Even if he stretches some examples Mr Christensen has clearly identified something big. The problem is more that the definition of disruption he seeks to impose is too narrow. He rules out Uber because, from the start, it offered a better level of service than existing taxi firms, rather than something cheap but inferior. But ask any cabbie if it threatens to disrupt his business, and you will be left in no doubt of the answer. As Isaiah Berlin, a philosopher, would have put it, Mr Christensen is a hedgehog (someone who knows one big thing) rather than a fox (who knows lots of little things): his hedgehog mind leads him to ignore or belittle companies or market forces that do not fit his template.
In Mr Christensen’s theory, disruptive innovators are generally newcomers. But perhaps the most successful disrupter of recent years is an established firm—Apple—that has applied its mastery of technology and design to ever more areas. Mr Christensen greeted the arrival of the iPhone with a shrug: this was a “sustaining” rather than a disruptive innovation, with “limited” chances of success. He failed to see that Apple was reinventing an entire category of product, by turning the mobile phone into an all-purpose computer, entertainment system and shopping centre.
Mr Christensen argues that “real” disruptive innovators succeed by attacking from the low end of the market. But Apple has invariably succeeded by aiming at the top end.

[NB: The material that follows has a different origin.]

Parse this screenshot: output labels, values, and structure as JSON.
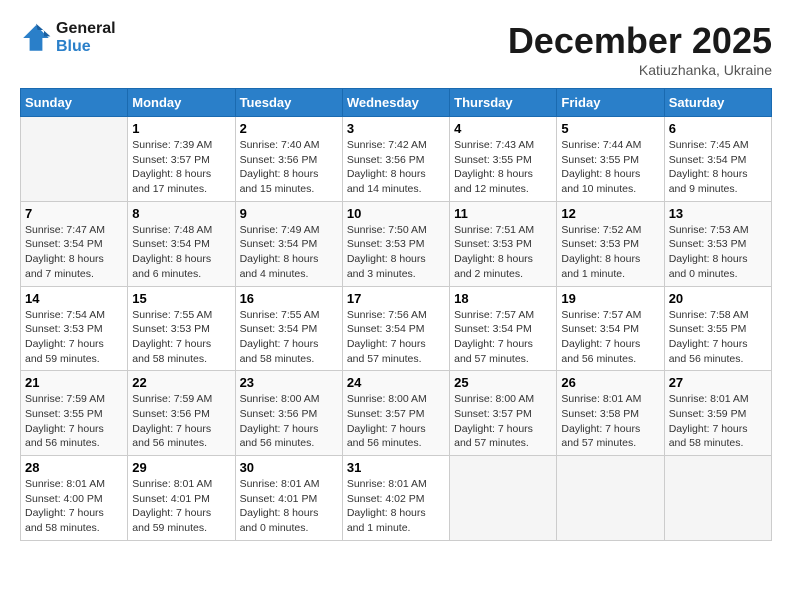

Likewise, Netflix destroyed Blockbuster by attracting its core customers: people who were so enthusiastic about watching films that they would pay a monthly subscription to consume them in bulk. Both Netflix and Uber have prospered by dealing with the “pain points” of core customers: in Netflix’s case, Blockbuster’s limited range and punishing late-return fees; and in Uber’s case, the manifold inefficiencies of the established taxi industry.
Back in 1995 Mr Christensen struck fear into executives by warning them that they could be put out of their jobs by companies they had never heard of. Today the biggest threats may come from people they talk about every day.
Adrian Wooldridge writing in The Economist